KCB Group’s earnings net profit rose by a marginal 1.8 per cent in the first quarter ended March, held back by lower fees and commissions on short-term mobile loans.
The lender reported net earnings of Sh6.37 billion in the review period compared to Sh6.26 billion the year before.
It is the second-largest net profit after Equity Group whose net income surged 63.3 per cent to Sh8.6 billion in the same period on the back of higher interest and non-interest income.
KCB scaled down its mobile loans to mitigate defaults in the wake of the economic difficulty brought by the Covid-19 pandemic, hurting fees from the short-term credit facilities.

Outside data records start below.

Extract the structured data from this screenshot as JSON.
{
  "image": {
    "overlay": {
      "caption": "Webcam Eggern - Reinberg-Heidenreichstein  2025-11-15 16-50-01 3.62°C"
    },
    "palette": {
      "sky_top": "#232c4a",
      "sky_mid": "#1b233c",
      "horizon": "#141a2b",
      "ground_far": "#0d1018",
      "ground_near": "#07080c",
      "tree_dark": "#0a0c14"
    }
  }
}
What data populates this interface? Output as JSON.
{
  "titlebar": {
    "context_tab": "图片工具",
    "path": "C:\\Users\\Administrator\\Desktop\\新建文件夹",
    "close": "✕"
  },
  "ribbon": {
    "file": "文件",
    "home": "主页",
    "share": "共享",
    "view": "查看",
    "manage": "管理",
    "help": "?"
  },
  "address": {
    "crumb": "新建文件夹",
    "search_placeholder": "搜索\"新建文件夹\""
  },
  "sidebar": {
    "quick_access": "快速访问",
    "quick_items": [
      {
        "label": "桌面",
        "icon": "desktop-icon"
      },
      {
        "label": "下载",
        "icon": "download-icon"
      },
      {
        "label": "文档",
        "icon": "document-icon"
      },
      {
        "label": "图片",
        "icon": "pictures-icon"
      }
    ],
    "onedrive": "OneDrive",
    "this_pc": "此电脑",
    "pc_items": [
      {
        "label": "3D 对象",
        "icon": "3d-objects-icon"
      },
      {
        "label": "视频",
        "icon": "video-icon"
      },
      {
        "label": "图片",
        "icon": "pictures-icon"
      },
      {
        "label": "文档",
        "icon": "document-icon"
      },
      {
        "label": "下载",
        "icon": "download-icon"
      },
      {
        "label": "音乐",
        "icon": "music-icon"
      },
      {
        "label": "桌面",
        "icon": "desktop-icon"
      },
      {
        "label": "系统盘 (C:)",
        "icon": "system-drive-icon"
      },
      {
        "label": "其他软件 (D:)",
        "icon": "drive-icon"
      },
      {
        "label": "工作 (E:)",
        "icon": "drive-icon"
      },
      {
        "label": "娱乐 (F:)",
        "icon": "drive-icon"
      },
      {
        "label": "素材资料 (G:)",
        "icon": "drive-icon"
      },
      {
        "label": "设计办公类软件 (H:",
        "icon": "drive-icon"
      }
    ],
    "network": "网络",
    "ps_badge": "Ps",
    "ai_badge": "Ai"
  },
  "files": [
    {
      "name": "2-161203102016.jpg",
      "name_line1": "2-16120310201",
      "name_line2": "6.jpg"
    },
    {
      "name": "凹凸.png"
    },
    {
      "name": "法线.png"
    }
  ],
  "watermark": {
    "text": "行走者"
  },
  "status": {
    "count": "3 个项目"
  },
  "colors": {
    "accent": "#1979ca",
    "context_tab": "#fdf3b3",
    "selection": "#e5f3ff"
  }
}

Non-interest income consequently fell 20 per cent to Sh6.3 billion from Sh7.8 billion.
“Overall performance was largely impacted by lower non-interest income due to subdued digital lending on reduced disbursements and lower customer transactions,” chief executive Joshua Oigara said in a statement.
The bank started reducing mobile lending in the year ended December when customers took out Sh154 billion, down 27.3 per cent from Sh212.1 billion in 2019.
KCB says the suspension of listing defaulters on credit reference bureaus, which was in place between April and December last year, removed a major deterrence against defaults in mobile lending.
The lender’s total interest income from loans and government debt securities rose 8.7 per cent to Sh21.9 per cent.
Its loan book expanded 7.8 per cent to Sh597.1 billion while investment in bonds and T-bills rose by a marginal 1.4 per cent to Sh190.5 billion.
Loan loss provision was flat at Sh2.8 billion despite gross non-performing loans jumping 48 per cent to Sh98 billion, indicating increased confidence about the economic outlook.
“Quarter two of the year started with a month-long lockdown in Kenya, a reminder that the pandemic is not over yet,” Mr Oigara said.
“We however expect to see a recovery in the last two months of the quarter with an increase in uptake on our mobile platform –VOOMA and a strong balance sheet growth.”